What is being asked. The listing below is to be reproduced in full, exactly as given.

Entries provided below:

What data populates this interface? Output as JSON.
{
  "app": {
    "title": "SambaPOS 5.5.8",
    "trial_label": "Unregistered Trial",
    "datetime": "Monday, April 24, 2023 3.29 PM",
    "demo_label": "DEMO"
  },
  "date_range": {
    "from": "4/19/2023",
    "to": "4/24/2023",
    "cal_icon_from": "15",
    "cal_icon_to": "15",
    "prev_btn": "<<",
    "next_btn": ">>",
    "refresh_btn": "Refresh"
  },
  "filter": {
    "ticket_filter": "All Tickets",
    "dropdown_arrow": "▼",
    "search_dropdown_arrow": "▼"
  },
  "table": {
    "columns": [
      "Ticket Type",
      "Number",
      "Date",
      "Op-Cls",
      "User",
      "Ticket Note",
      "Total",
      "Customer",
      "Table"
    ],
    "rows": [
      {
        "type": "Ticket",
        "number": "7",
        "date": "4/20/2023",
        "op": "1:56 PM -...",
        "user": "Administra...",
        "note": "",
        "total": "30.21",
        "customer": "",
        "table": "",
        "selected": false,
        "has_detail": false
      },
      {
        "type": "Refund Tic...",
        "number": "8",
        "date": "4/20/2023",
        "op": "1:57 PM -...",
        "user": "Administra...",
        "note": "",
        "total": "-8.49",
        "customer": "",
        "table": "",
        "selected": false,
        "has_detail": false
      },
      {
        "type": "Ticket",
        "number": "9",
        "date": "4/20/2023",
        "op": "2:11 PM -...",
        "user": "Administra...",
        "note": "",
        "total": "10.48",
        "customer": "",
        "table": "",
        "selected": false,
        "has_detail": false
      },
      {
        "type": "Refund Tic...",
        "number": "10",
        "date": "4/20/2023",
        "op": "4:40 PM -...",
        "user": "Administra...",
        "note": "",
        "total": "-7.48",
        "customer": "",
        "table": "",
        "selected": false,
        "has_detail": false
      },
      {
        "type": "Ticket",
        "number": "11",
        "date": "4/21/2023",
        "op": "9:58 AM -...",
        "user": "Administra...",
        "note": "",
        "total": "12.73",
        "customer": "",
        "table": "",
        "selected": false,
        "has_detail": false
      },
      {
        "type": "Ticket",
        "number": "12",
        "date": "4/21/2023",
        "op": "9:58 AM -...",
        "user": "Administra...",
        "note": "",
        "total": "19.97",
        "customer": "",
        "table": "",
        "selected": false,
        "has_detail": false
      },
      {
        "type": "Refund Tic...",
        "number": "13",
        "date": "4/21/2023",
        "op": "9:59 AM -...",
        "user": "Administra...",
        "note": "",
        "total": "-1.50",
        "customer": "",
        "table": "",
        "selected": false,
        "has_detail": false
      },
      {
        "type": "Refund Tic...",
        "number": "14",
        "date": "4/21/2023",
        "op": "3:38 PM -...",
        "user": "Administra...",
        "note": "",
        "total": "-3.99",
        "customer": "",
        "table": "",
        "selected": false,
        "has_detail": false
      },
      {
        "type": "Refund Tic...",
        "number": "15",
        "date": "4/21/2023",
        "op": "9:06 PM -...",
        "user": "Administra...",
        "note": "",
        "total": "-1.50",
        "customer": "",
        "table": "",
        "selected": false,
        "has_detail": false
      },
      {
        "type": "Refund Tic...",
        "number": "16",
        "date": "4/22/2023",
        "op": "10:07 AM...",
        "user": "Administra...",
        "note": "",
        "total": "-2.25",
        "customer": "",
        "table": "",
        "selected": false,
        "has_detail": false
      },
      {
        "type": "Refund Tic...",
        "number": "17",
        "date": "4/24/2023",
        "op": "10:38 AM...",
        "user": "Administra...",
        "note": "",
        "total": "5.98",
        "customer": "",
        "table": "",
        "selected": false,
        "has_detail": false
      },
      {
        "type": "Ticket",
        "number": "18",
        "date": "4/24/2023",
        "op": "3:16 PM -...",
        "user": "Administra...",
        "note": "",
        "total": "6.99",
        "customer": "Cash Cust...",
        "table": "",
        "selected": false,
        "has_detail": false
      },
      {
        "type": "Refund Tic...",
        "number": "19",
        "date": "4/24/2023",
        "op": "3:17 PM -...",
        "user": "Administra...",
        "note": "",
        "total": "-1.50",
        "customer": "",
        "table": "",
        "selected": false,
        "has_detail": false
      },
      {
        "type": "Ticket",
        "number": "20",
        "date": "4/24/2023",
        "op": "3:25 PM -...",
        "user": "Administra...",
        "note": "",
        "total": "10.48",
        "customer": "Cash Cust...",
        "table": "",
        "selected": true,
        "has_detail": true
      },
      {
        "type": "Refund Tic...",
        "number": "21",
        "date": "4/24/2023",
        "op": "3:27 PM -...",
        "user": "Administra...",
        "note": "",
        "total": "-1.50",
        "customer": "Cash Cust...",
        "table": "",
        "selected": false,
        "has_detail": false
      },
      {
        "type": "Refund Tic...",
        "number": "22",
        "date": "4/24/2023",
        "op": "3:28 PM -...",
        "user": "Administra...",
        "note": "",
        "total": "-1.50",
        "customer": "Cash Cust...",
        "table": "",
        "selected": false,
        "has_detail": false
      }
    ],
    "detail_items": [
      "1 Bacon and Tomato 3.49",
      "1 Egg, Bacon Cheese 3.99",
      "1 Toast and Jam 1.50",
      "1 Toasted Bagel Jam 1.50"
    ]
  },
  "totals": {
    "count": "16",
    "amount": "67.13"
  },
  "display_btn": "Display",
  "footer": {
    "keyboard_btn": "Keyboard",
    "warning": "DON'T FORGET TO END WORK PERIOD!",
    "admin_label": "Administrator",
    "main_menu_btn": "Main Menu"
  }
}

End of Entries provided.

Expected answer.
What data populates this interface? Output as JSON.
{
  "app": {
    "title": "SambaPOS 5.5.8",
    "trial_label": "Unregistered Trial",
    "datetime": "Monday, April 24, 2023 3.29 PM",
    "demo_label": "DEMO"
  },
  "date_range": {
    "from": "4/19/2023",
    "to": "4/24/2023",
    "cal_icon_from": "15",
    "cal_icon_to": "15",
    "prev_btn": "<<",
    "next_btn": ">>",
    "refresh_btn": "Refresh"
  },
  "filter": {
    "ticket_filter": "All Tickets",
    "dropdown_arrow": "▼",
    "search_dropdown_arrow": "▼"
  },
  "table": {
    "columns": [
      "Ticket Type",
      "Number",
      "Date",
      "Op-Cls",
      "User",
      "Ticket Note",
      "Total",
      "Customer",
      "Table"
    ],
    "rows": [
      {
        "type": "Ticket",
        "number": "7",
        "date": "4/20/2023",
        "op": "1:56 PM -...",
        "user": "Administra...",
        "note": "",
        "total": "30.21",
        "customer": "",
        "table": "",
        "selected": false,
        "has_detail": false
      },
      {
        "type": "Refund Tic...",
        "number": "8",
        "date": "4/20/2023",
        "op": "1:57 PM -...",
        "user": "Administra...",
        "note": "",
        "total": "-8.49",
        "customer": "",
        "table": "",
        "selected": false,
        "has_detail": false
      },
      {
        "type": "Ticket",
        "number": "9",
        "date": "4/20/2023",
        "op": "2:11 PM -...",
        "user": "Administra...",
        "note": "",
        "total": "10.48",
        "customer": "",
        "table": "",
        "selected": false,
        "has_detail": false
      },
      {
        "type": "Refund Tic...",
        "number": "10",
        "date": "4/20/2023",
        "op": "4:40 PM -...",
        "user": "Administra...",
        "note": "",
        "total": "-7.48",
        "customer": "",
        "table": "",
        "selected": false,
        "has_detail": false
      },
      {
        "type": "Ticket",
        "number": "11",
        "date": "4/21/2023",
        "op": "9:58 AM -...",
        "user": "Administra...",
        "note": "",
        "total": "12.73",
        "customer": "",
        "table": "",
        "selected": false,
        "has_detail": false
      },
      {
        "type": "Ticket",
        "number": "12",
        "date": "4/21/2023",
        "op": "9:58 AM -...",
        "user": "Administra...",
        "note": "",
        "total": "19.97",
        "customer": "",
        "table": "",
        "selected": false,
        "has_detail": false
      },
      {
        "type": "Refund Tic...",
        "number": "13",
        "date": "4/21/2023",
        "op": "9:59 AM -...",
        "user": "Administra...",
        "note": "",
        "total": "-1.50",
        "customer": "",
        "table": "",
        "selected": false,
        "has_detail": false
      },
      {
        "type": "Refund Tic...",
        "number": "14",
        "date": "4/21/2023",
        "op": "3:38 PM -...",
        "user": "Administra...",
        "note": "",
        "total": "-3.99",
        "customer": "",
        "table": "",
        "selected": false,
        "has_detail": false
      },
      {
        "type": "Refund Tic...",
        "number": "15",
        "date": "4/21/2023",
        "op": "9:06 PM -...",
        "user": "Administra...",
        "note": "",
        "total": "-1.50",
        "customer": "",
        "table": "",
        "selected": false,
        "has_detail": false
      },
      {
        "type": "Refund Tic...",
        "number": "16",
        "date": "4/22/2023",
        "op": "10:07 AM...",
        "user": "Administra...",
        "note": "",
        "total": "-2.25",
        "customer": "",
        "table": "",
        "selected": false,
        "has_detail": false
      },
      {
        "type": "Refund Tic...",
        "number": "17",
        "date": "4/24/2023",
        "op": "10:38 AM...",
        "user": "Administra...",
        "note": "",
        "total": "5.98",
        "customer": "",
        "table": "",
        "selected": false,
        "has_detail": false
      },
      {
        "type": "Ticket",
        "number": "18",
        "date": "4/24/2023",
        "op": "3:16 PM -...",
        "user": "Administra...",
        "note": "",
        "total": "6.99",
        "customer": "Cash Cust...",
        "table": "",
        "selected": false,
        "has_detail": false
      },
      {
        "type": "Refund Tic...",
        "number": "19",
        "date": "4/24/2023",
        "op": "3:17 PM -...",
        "user": "Administra...",
        "note": "",
        "total": "-1.50",
        "customer": "",
        "table": "",
        "selected": false,
        "has_detail": false
      },
      {
        "type": "Ticket",
        "number": "20",
        "date": "4/24/2023",
        "op": "3:25 PM -...",
        "user": "Administra...",
        "note": "",
        "total": "10.48",
        "customer": "Cash Cust...",
        "table": "",
        "selected": true,
        "has_detail": true
      },
      {
        "type": "Refund Tic...",
        "number": "21",
        "date": "4/24/2023",
        "op": "3:27 PM -...",
        "user": "Administra...",
        "note": "",
        "total": "-1.50",
        "customer": "Cash Cust...",
        "table": "",
        "selected": false,
        "has_detail": false
      },
      {
        "type": "Refund Tic...",
        "number": "22",
        "date": "4/24/2023",
        "op": "3:28 PM -...",
        "user": "Administra...",
        "note": "",
        "total": "-1.50",
        "customer": "Cash Cust...",
        "table": "",
        "selected": false,
        "has_detail": false
      }
    ],
    "detail_items": [
      "1 Bacon and Tomato 3.49",
      "1 Egg, Bacon Cheese 3.99",
      "1 Toast and Jam 1.50",
      "1 Toasted Bagel Jam 1.50"
    ]
  },
  "totals": {
    "count": "16",
    "amount": "67.13"
  },
  "display_btn": "Display",
  "footer": {
    "keyboard_btn": "Keyboard",
    "warning": "DON'T FORGET TO END WORK PERIOD!",
    "admin_label": "Administrator",
    "main_menu_btn": "Main Menu"
  }
}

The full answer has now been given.